• [WHAT THE TASK REQUIRES]
Retype the records word for word. Skip every image.

• [MATERIAL FOR THIS EXERCISE]

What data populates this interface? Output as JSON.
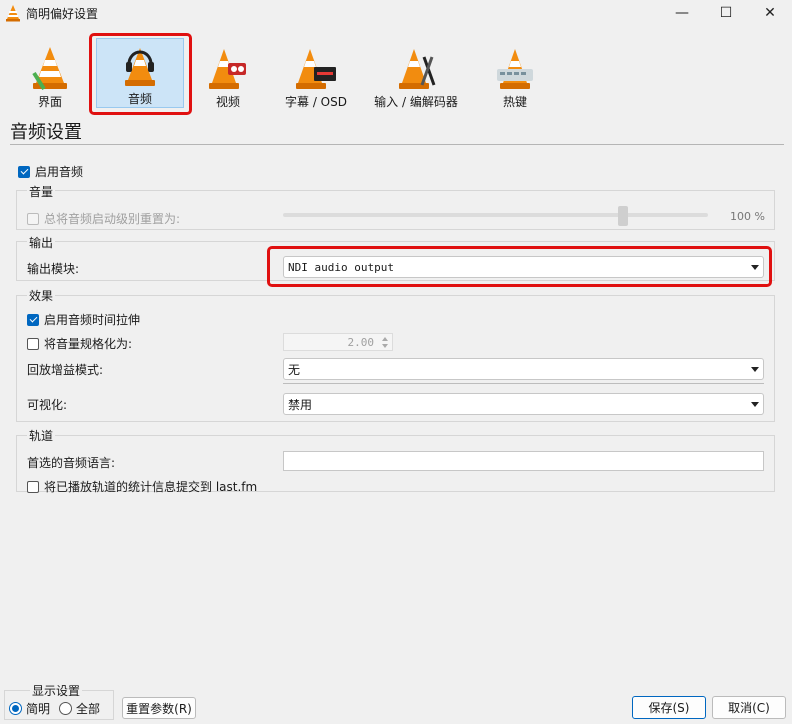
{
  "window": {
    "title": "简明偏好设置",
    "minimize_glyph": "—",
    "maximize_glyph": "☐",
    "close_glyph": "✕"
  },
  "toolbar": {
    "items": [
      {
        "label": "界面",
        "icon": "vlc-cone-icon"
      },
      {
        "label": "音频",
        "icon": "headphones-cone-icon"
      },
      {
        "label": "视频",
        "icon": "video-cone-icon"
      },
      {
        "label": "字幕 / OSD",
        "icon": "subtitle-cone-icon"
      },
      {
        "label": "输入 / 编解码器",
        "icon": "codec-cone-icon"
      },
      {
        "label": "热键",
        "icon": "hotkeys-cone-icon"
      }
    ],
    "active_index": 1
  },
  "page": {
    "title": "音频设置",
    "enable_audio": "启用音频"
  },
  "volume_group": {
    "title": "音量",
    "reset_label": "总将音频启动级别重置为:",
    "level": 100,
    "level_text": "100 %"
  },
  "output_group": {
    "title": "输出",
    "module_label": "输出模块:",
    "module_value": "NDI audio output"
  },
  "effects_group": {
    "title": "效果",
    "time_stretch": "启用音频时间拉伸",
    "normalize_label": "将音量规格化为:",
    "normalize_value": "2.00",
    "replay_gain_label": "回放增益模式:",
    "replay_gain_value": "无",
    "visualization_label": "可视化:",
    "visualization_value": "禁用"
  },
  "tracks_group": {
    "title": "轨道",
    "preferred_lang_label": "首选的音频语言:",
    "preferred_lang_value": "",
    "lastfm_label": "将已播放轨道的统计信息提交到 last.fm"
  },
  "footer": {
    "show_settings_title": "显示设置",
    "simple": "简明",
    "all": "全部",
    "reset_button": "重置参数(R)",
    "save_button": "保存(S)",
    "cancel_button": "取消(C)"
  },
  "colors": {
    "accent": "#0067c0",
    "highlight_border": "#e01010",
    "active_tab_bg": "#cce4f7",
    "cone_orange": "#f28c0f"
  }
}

• [SOLUTION FOR THIS TASK]
What data populates this interface? Output as JSON.
{
  "window": {
    "title": "简明偏好设置",
    "minimize_glyph": "—",
    "maximize_glyph": "☐",
    "close_glyph": "✕"
  },
  "toolbar": {
    "items": [
      {
        "label": "界面",
        "icon": "vlc-cone-icon"
      },
      {
        "label": "音频",
        "icon": "headphones-cone-icon"
      },
      {
        "label": "视频",
        "icon": "video-cone-icon"
      },
      {
        "label": "字幕 / OSD",
        "icon": "subtitle-cone-icon"
      },
      {
        "label": "输入 / 编解码器",
        "icon": "codec-cone-icon"
      },
      {
        "label": "热键",
        "icon": "hotkeys-cone-icon"
      }
    ],
    "active_index": 1
  },
  "page": {
    "title": "音频设置",
    "enable_audio": "启用音频"
  },
  "volume_group": {
    "title": "音量",
    "reset_label": "总将音频启动级别重置为:",
    "level": 100,
    "level_text": "100 %"
  },
  "output_group": {
    "title": "输出",
    "module_label": "输出模块:",
    "module_value": "NDI audio output"
  },
  "effects_group": {
    "title": "效果",
    "time_stretch": "启用音频时间拉伸",
    "normalize_label": "将音量规格化为:",
    "normalize_value": "2.00",
    "replay_gain_label": "回放增益模式:",
    "replay_gain_value": "无",
    "visualization_label": "可视化:",
    "visualization_value": "禁用"
  },
  "tracks_group": {
    "title": "轨道",
    "preferred_lang_label": "首选的音频语言:",
    "preferred_lang_value": "",
    "lastfm_label": "将已播放轨道的统计信息提交到 last.fm"
  },
  "footer": {
    "show_settings_title": "显示设置",
    "simple": "简明",
    "all": "全部",
    "reset_button": "重置参数(R)",
    "save_button": "保存(S)",
    "cancel_button": "取消(C)"
  },
  "colors": {
    "accent": "#0067c0",
    "highlight_border": "#e01010",
    "active_tab_bg": "#cce4f7",
    "cone_orange": "#f28c0f"
  }
}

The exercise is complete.